On learning that he was writing such a book, we all became very anxious for his future, because we knew how it might end. We warned him of the consequences, but Volodya said that someone had to do it in order that people should know the truth. Mother said to him: "Your bones will rot for the sake of this truth," but he stood firm and said that it had to be written. And he stubbornly continued his work. In 1982 our mother died; she died in Volodya's arms. And soon thereafter we had to endure another blow. On learning of Volodya's work, Archbishop Pitirim dismissed him from his work at the JMP and from serving.
Being a deacon and barred from serving in the Church, he was forced to find himself a job. The civil authorities also refused to give him any work, although they finally softened and he was accepted as a watchman at a produce warehouse. But he became incensed on seeing higher-ups drive out truckloads of fruit while workers were punished for taking a few apples. So he quit this job and found work as a janitor, which job he held until the day of his arrest
Then, prison. 7-5 years--this was the term set by the judge. It is impossible to convey how shaken we were by all this, even though we had long anticipated it with fear and trembling, hoping at the same time that this dreadful cup would pass him by-- these grievous torments which he was fated to endure. The only thing that gave us some slight consolation was the knowledge that he had prepared himself for such a trial.
Mother was not right when she said that no one would learn of this truth. Bearing witness to this is--people's gratitude and the remembrance of many who with true Christian love and help surrounded not only him who "spared not his life for the sake of his brother," but also did not forsake his close ones in this dreadful hour.

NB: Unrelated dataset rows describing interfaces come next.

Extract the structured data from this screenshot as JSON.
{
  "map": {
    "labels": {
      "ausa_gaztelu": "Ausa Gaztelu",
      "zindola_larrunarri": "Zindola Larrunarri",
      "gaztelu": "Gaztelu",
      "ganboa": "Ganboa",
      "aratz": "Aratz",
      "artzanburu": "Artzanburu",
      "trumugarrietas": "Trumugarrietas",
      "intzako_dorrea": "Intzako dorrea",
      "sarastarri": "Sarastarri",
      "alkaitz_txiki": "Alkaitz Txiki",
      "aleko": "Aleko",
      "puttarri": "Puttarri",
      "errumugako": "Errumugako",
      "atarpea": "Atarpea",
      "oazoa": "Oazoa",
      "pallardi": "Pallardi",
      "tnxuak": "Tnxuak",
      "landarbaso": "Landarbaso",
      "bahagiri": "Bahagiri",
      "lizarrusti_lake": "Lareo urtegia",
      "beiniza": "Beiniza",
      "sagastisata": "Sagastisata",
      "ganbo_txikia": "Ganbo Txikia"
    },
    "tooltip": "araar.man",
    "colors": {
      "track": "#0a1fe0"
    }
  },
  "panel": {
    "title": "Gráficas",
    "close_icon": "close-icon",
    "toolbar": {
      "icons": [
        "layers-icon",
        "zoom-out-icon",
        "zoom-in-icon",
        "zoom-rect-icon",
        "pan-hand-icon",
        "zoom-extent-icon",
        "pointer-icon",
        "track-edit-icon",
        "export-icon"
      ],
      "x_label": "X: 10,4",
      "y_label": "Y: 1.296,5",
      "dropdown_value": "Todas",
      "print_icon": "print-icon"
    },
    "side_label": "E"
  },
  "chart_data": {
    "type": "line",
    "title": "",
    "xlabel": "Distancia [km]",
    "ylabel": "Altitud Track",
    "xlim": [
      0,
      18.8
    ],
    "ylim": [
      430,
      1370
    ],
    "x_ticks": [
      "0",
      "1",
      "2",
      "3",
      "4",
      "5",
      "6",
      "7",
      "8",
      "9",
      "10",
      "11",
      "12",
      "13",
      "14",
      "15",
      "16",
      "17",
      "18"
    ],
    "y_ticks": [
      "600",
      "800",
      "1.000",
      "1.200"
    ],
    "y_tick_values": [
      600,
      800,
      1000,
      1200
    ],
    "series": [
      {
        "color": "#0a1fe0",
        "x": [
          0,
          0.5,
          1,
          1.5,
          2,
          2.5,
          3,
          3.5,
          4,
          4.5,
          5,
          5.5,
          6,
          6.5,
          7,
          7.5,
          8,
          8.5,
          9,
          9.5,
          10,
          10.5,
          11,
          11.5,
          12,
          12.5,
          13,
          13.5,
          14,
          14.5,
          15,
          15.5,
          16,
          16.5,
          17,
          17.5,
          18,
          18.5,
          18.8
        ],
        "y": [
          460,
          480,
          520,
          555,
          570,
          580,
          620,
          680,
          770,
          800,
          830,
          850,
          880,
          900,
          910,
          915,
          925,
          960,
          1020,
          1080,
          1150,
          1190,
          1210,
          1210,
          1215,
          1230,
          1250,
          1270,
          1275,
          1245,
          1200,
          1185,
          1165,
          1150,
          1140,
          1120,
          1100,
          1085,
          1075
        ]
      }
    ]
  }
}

May the Lord save and preserve all of you who took part and even now take part in his fate! Bowing low before you, Maria Rusak
Subscribe (and order back issues) to
Order Books from Orthodox America
If you note problems with this site, please contact the Webmaster
© 1998-2006 by Nikodemos Orthodox Publication Society